Question: Do I need certification to become a vice principal?

Answer: In most states, vice principals and other administrators must be licensed as education administrators to work in public schools. Many private schools in these states require state licensing as well. Qualifying for an education administrator license typically involves earning a master’s degree, though in some areas there are alternative pathways to certification. You can find out more about requirements in your state by checking with your state Board of Education.

Question: What career paths are available to vice principals?

Answer: Vice principals can advance their careers in school administration by becoming a principal or a school district officer or administrator. Some vice principals go on to work in post-secondary administration. Because of the scope of the duties involved, this career can also lead to management and executive positions in business, especially in businesses specializing in education services.

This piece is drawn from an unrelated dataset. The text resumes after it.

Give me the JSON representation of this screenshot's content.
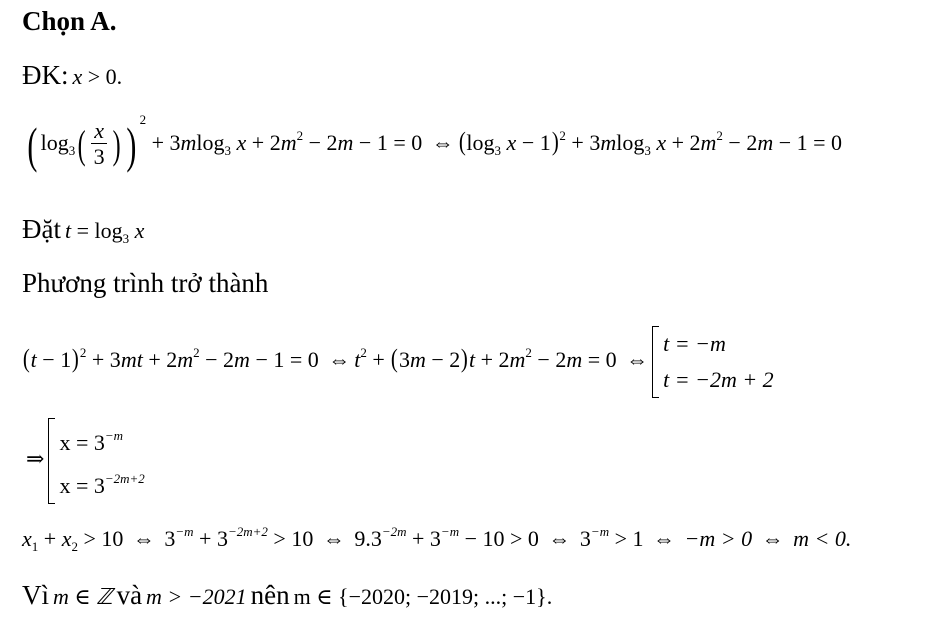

References:
1. O*NET OnLine – Education Administrators, Elementary and Secondary School: http://www.onetonline.org/link/summary/11-9032.00
2. US Bureau of Labor Statistics – Elementary, Middle, and High School Principals: http://www.bls.gov/ooh/management/elementary-middle-and-high-school-principals.htm
3. US Bureau of Labor Statistics – Postsecondary Education Administrators: http://www.bls.gov/ooh/management/postsecondary-education-administrators.htm